Liberals say traditional rules discourage vocations and call for reforms including married and women priests. Conservatives blame the drop on modernising reforms and say the Church has to become more orthodox and more Catholic to attract new priests.
CELIBACY -- The clergy shortage and the scandal of priests sexually abusing children in the United States, Ireland and several European countries has prompted reformers to urge an end to the ancient tradition of priestly celibacy.
But the Church values celibacy as a gift from God that frees priests to devote their lives fully to serve Him. It believes personal faults and not celibacy drive errant priests to sin.
While no change of celibacy is expected in the foreseeable future, reformers think the Vatican could agree to ordain "viri probati" (Latin for men of proven character). They would be middle aged or older, with grown-up families if married.
SEXUAL MORALITY -- Pope Paul VI's 1968 encyclical Humanae Vitae banning artificial birth control opened a wide gulf between the church and many faithful. Many Catholics now engage in premarital sex, use contraception and get divorced at about the same level as Protestants and Jews, surveys show.
John Paul vigorously preached the virtues of premarital chastity and natural family planning but made little headway.
"He simply has not won people over on birth control," said Father Thomas Reese, editor of the U.S. Jesuit magazine America.
The next pope will also face the growing acceptance in the West of homosexuals, whom the Vatican officially considers "disordered" and unfit for holy orders -- even though there are already many gays in the clergy.
WOMEN AND LAITY -- The increasing equality between the sexes in developed countries has also led activists there to complain the Church has a stained-glass ceiling barring women priests.
John Paul has ruled out ordaining women completely and there is scant prospect of change in the coming decades or more. But a risk of their alienation from a male-dominated Church remains.
This is a key issue since mothers and teachers transmit the faith to young Catholics, among whom the Church hopes to find pious young men ready to become priests. If women become anticlerical, Reese remarked, "then we're in real trouble."
As priests become rarer, lay people have taken over more and more parish tasks. Traditionalists dislike the trend and have tried to reassert the priest's predominant role.
COLLEGIALITY -- "Collegiality," shorthand for devolving decision-making from the Vatican to bishops around the world, became a recurring theme during John Paul's centralised papacy.
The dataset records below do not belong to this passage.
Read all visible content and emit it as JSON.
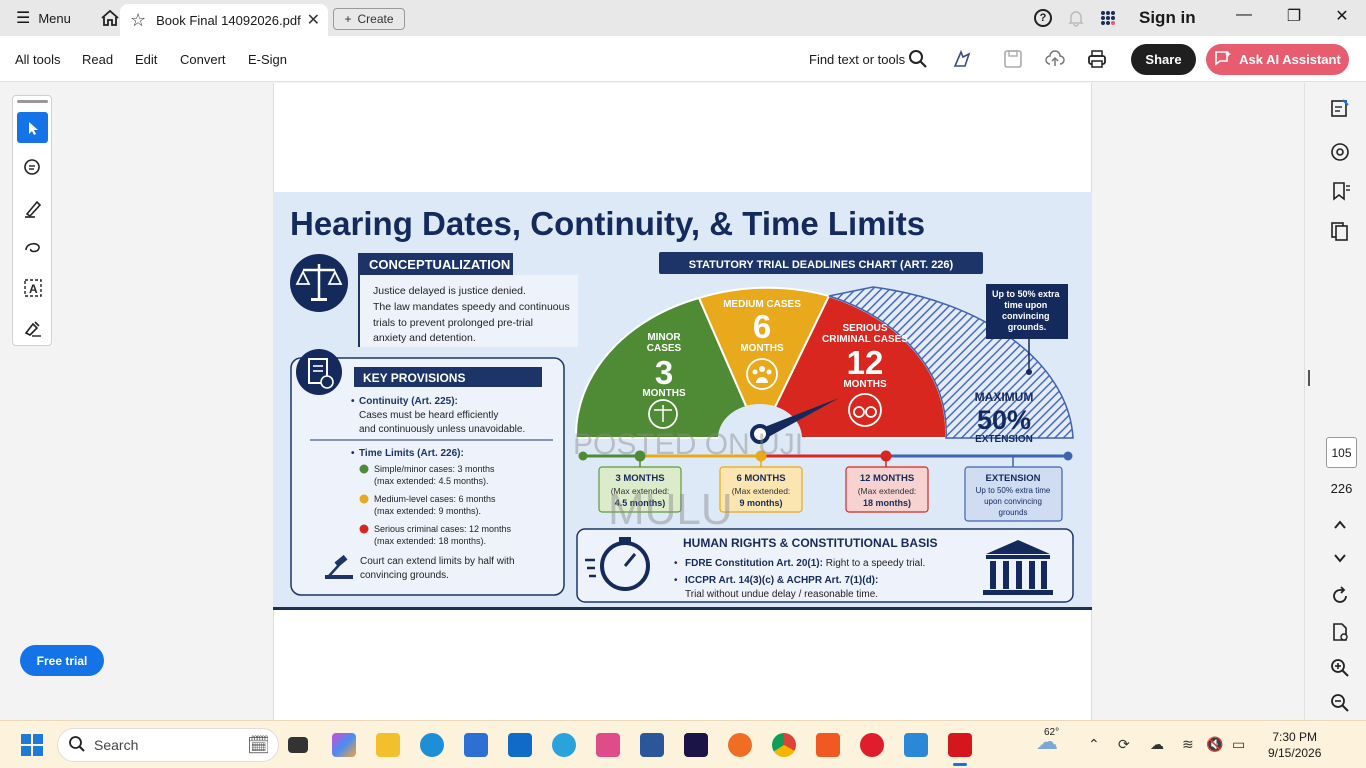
{
  "titlebar": {
    "menu_label": "Menu",
    "tab_title": "Book Final 14092026.pdf",
    "create_label": "Create",
    "signin_label": "Sign in"
  },
  "toolbar": {
    "menus": [
      "All tools",
      "Read",
      "Edit",
      "Convert",
      "E-Sign"
    ],
    "find_label": "Find text or tools",
    "share_label": "Share",
    "ai_label": "Ask AI Assistant"
  },
  "left": {
    "free_trial": "Free trial"
  },
  "nav": {
    "current_page": "105",
    "total_pages": "226"
  },
  "infographic": {
    "title": "Hearing Dates, Continuity, & Time Limits",
    "concept_header": "CONCEPTUALIZATION",
    "concept_lines": [
      "Justice delayed is justice denied.",
      "The law mandates speedy and continuous",
      "trials to prevent prolonged pre-trial",
      "anxiety and detention."
    ],
    "key_header": "KEY PROVISIONS",
    "continuity_title": "Continuity (Art. 225):",
    "continuity_lines": [
      "Cases must be heard efficiently",
      "and continuously unless unavoidable."
    ],
    "limits_title": "Time Limits (Art. 226):",
    "limits": [
      {
        "a": "Simple/minor cases: 3 months",
        "b": "(max extended: 4.5 months).",
        "color": "#4f8a34"
      },
      {
        "a": "Medium-level cases: 6 months",
        "b": "(max extended: 9 months).",
        "color": "#e9a91c"
      },
      {
        "a": "Serious criminal cases:  12 months",
        "b": "(max extended: 18 months).",
        "color": "#d8271f"
      }
    ],
    "extend_lines": [
      "Court can extend limits by half with",
      "convincing grounds."
    ],
    "chart_header": "STATUTORY TRIAL DEADLINES CHART (ART. 226)",
    "seg_minor": {
      "l1": "MINOR",
      "l2": "CASES",
      "num": "3",
      "unit": "MONTHS"
    },
    "seg_medium": {
      "l1": "MEDIUM CASES",
      "num": "6",
      "unit": "MONTHS"
    },
    "seg_serious": {
      "l1": "SERIOUS",
      "l2": "CRIMINAL CASES",
      "num": "12",
      "unit": "MONTHS"
    },
    "seg_max": {
      "l1": "MAXIMUM",
      "num": "50%",
      "unit": "EXTENSION"
    },
    "callout": [
      "Up to 50% extra",
      "time upon",
      "convincing",
      "grounds."
    ],
    "boxes": [
      {
        "t": "3 MONTHS",
        "a": "(Max extended:",
        "b": "4.5 months)",
        "bg": "#dcebc9",
        "bd": "#5d9a3f"
      },
      {
        "t": "6 MONTHS",
        "a": "(Max extended:",
        "b": "9 months)",
        "bg": "#fbe5b0",
        "bd": "#e9a91c"
      },
      {
        "t": "12 MONTHS",
        "a": "(Max extended:",
        "b": "18 months)",
        "bg": "#f6d3d1",
        "bd": "#d8271f"
      },
      {
        "t": "EXTENSION",
        "a": "Up to 50% extra time",
        "b": "upon convincing",
        "c": "grounds",
        "bg": "#cfdcf2",
        "bd": "#3f63b3"
      }
    ],
    "hr_header": "HUMAN RIGHTS & CONSTITUTIONAL BASIS",
    "hr1_bold": "FDRE Constitution Art. 20(1):",
    "hr1_rest": " Right to a speedy trial.",
    "hr2_bold": "ICCPR Art. 14(3)(c) & ACHPR Art. 7(1)(d):",
    "hr2_rest": "Trial without undue delay / reasonable time.",
    "watermark1": "POSTED ON UJI",
    "watermark2": "MULU"
  },
  "taskbar": {
    "search_placeholder": "Search",
    "temperature": "62°",
    "time": "7:30 PM",
    "date": "9/15/2026"
  }
}
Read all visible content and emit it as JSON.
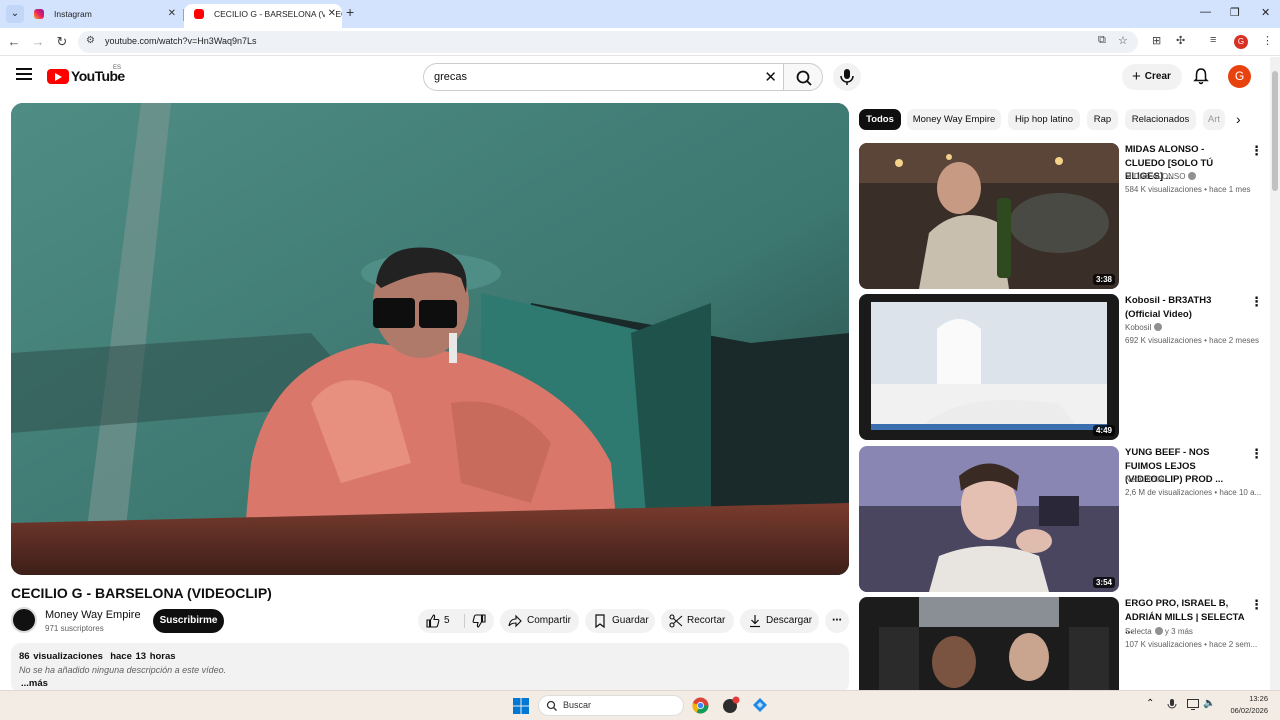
{
  "browser": {
    "tabs": [
      {
        "title": "Instagram",
        "active": false
      },
      {
        "title": "CECILIO G - BARSELONA (VIDEO",
        "active": true
      }
    ],
    "url": "youtube.com/watch?v=Hn3Waq9n7Ls",
    "profile_initial": "G"
  },
  "youtube": {
    "logo_text": "YouTube",
    "country_code": "ES",
    "search_query": "grecas",
    "create_label": "Crear",
    "avatar_initial": "G"
  },
  "video": {
    "title": "CECILIO G - BARSELONA (VIDEOCLIP)",
    "channel": "Money Way Empire",
    "subscribers": "971 suscriptores",
    "subscribe_label": "Suscribirme",
    "likes": "5",
    "share_label": "Compartir",
    "save_label": "Guardar",
    "clip_label": "Recortar",
    "download_label": "Descargar",
    "views": "86 visualizaciones",
    "posted": "hace 13 horas",
    "description": "No se ha añadido ninguna descripción a este vídeo.",
    "more_label": "...más"
  },
  "chips": [
    "Todos",
    "Money Way Empire",
    "Hip hop latino",
    "Rap",
    "Relacionados",
    "Art"
  ],
  "recommendations": [
    {
      "title": "MIDAS ALONSO - CLUEDO [SOLO TÚ ELIGES] ...",
      "channel": "MIDAS ALONSO",
      "verified": true,
      "meta": "584 K visualizaciones • hace 1 mes",
      "duration": "3:38"
    },
    {
      "title": "Kobosil - BR3ATH3 (Official Video)",
      "channel": "Kobosil",
      "verified": true,
      "meta": "692 K visualizaciones • hace 2 meses",
      "duration": "4:49"
    },
    {
      "title": "YUNG BEEF - NOS FUIMOS LEJOS (VIDEOCLIP) PROD ...",
      "channel": "Neon Knife",
      "verified": false,
      "meta": "2,6 M de visualizaciones • hace 10 a...",
      "duration": "3:54"
    },
    {
      "title": "ERGO PRO, ISRAEL B, ADRIÁN MILLS | SELECTA ...",
      "channel": "Selecta",
      "verified": true,
      "channel_suffix": "y 3 más",
      "meta": "107 K visualizaciones • hace 2 sem...",
      "duration": ""
    }
  ],
  "taskbar": {
    "search_placeholder": "Buscar",
    "time": "13:26",
    "date": "06/02/2026"
  }
}
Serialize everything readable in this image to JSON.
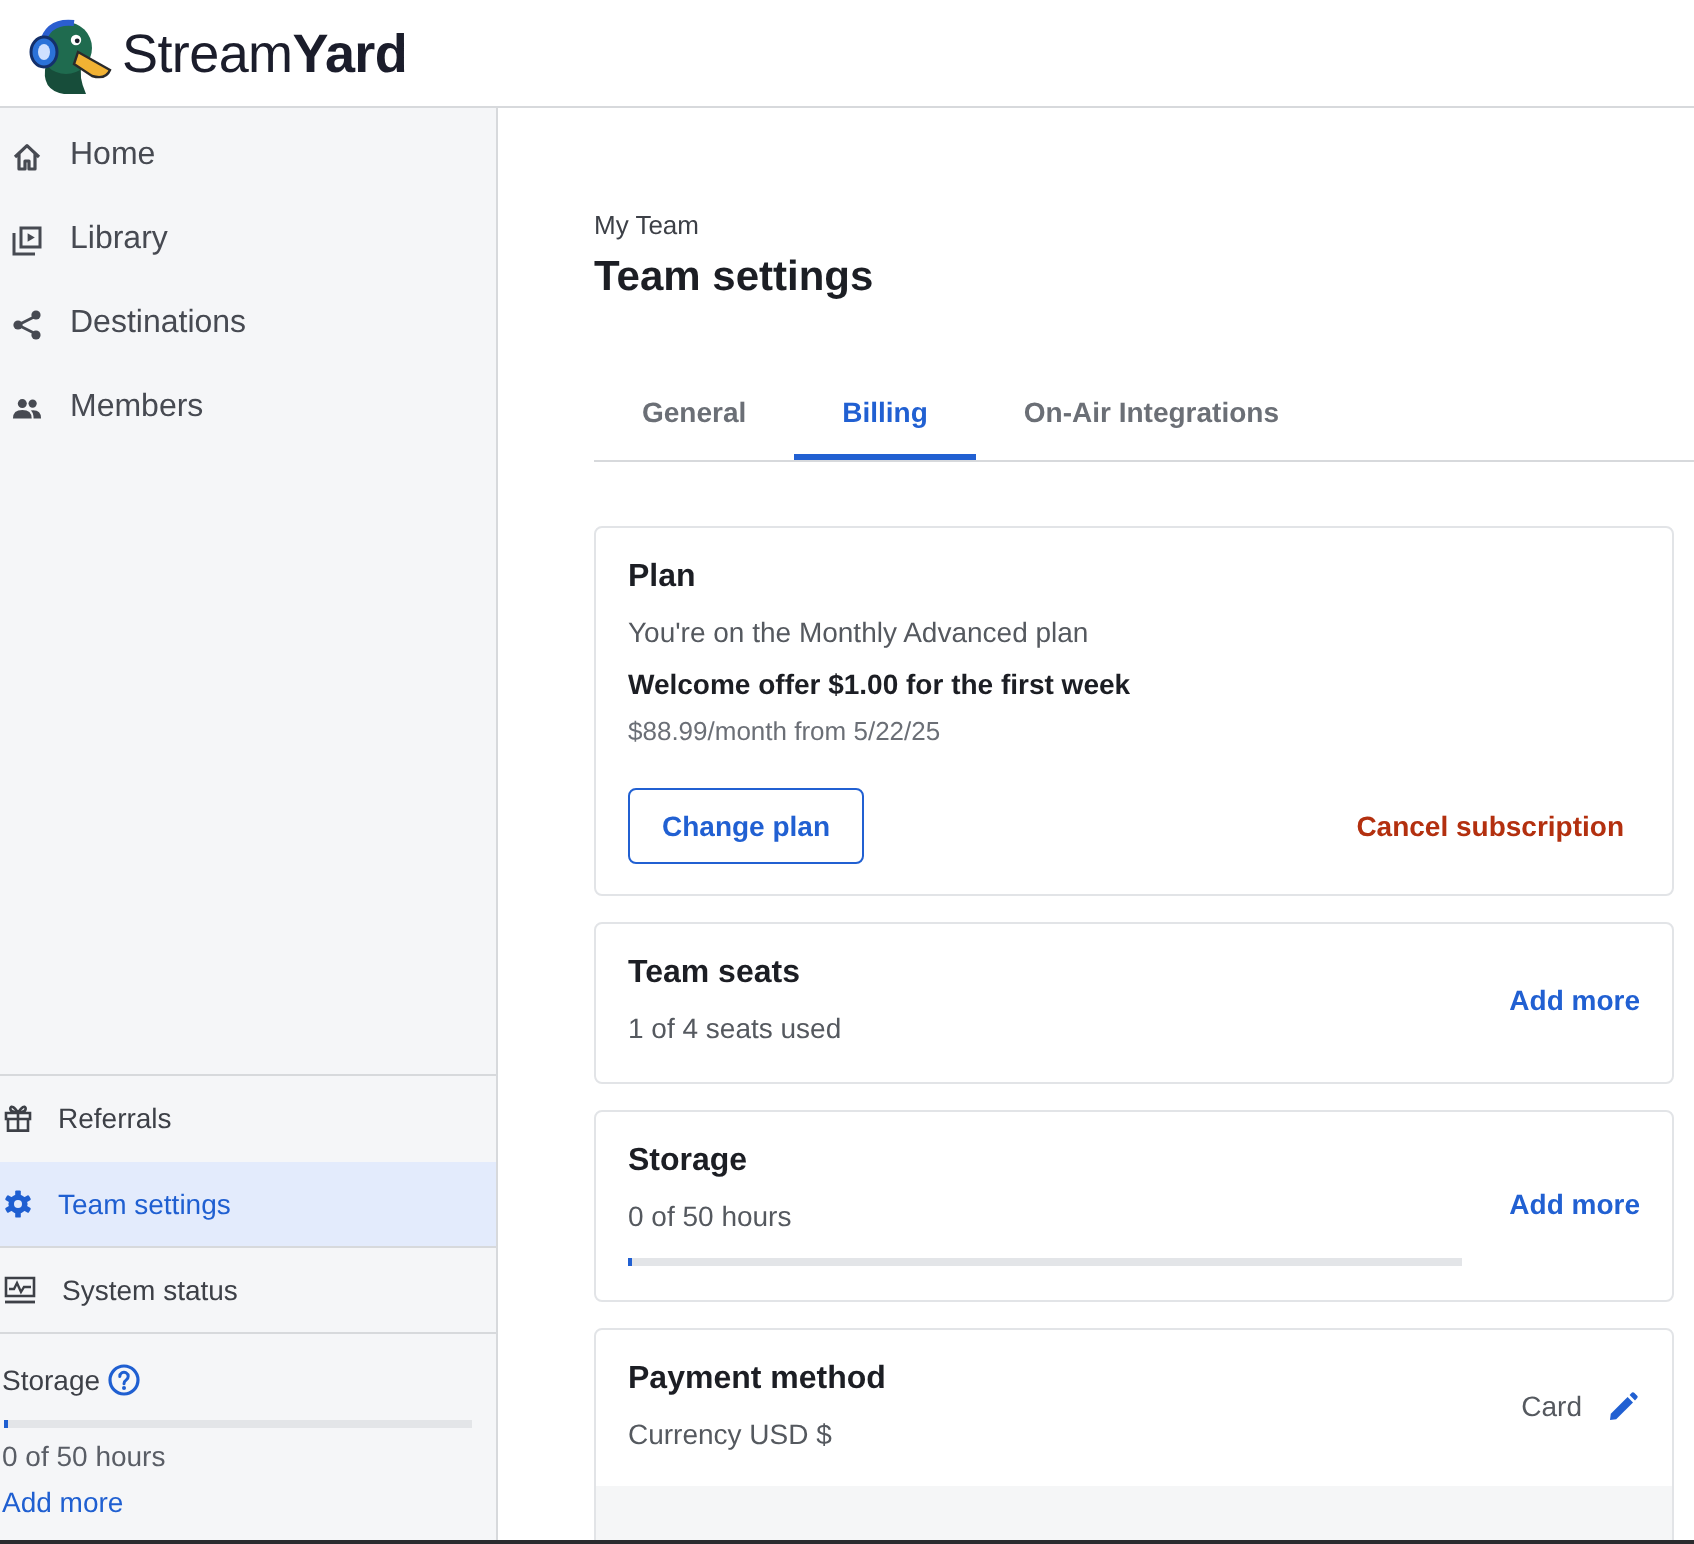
{
  "header": {
    "logo_text": "Stream**Yard**"
  },
  "sidebar": {
    "nav_items": [
      {
        "label": "Home",
        "selected": false
      },
      {
        "label": "Library",
        "selected": false
      },
      {
        "label": "Destinations",
        "selected": false
      },
      {
        "label": "Members",
        "selected": false
      }
    ],
    "bottom_items": [
      {
        "label": "Referrals",
        "selected": false
      },
      {
        "label": "Team settings",
        "selected": true
      },
      {
        "label": "System status",
        "selected": false
      }
    ],
    "storage": {
      "label": "Storage",
      "level": 0,
      "usage": "0 of 50 hours",
      "link": "Add more"
    }
  },
  "main": {
    "breadcrumb": "My Team",
    "title": "Team settings",
    "tabs": [
      {
        "label": "General",
        "selected": false
      },
      {
        "label": "Billing",
        "selected": true
      },
      {
        "label": "On-Air Integrations",
        "selected": false
      }
    ],
    "plan": {
      "title": "Plan",
      "description": "You're on the Monthly Advanced plan",
      "offer": "Welcome offer $1.00 for the first week",
      "price_note": "$88.99/month from 5/22/25",
      "change_button": "Change plan",
      "cancel_link": "Cancel subscription"
    },
    "team_seats": {
      "title": "Team seats",
      "usage": "1 of 4 seats used",
      "link": "Add more"
    },
    "storage": {
      "title": "Storage",
      "usage": "0 of 50 hours",
      "level": 0,
      "link": "Add more"
    },
    "payment_method": {
      "title": "Payment method",
      "currency": "Currency USD $",
      "method": "Card"
    }
  }
}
Vatican II reforms aimed to involve local bishops more in church decisions, but John Paul went back on several of them. He also barred several liberal theologians from teaching.
A recent draft document showed that Vatican traditionalists also wanted to rein in other innovations such as altar girls and dancing and applauding in church. The proposal baffled and upset many churchgoers and looks likely to be watered down considerably if it is eventually published.
RELIGIOUS TOLERANCE -- John Paul has arguably been the pope most open to other religions, but his doctrinal advisers have issued statements that other Christians say show a "Catholic superiority complex" contradicting his actions.
Relations with Muslims will be a major issue for the next pope, French Cardinal Paul Poupard, head of the Vatican's Council for Culture, said. "I think it's the big challenge today...this is crucial for the future."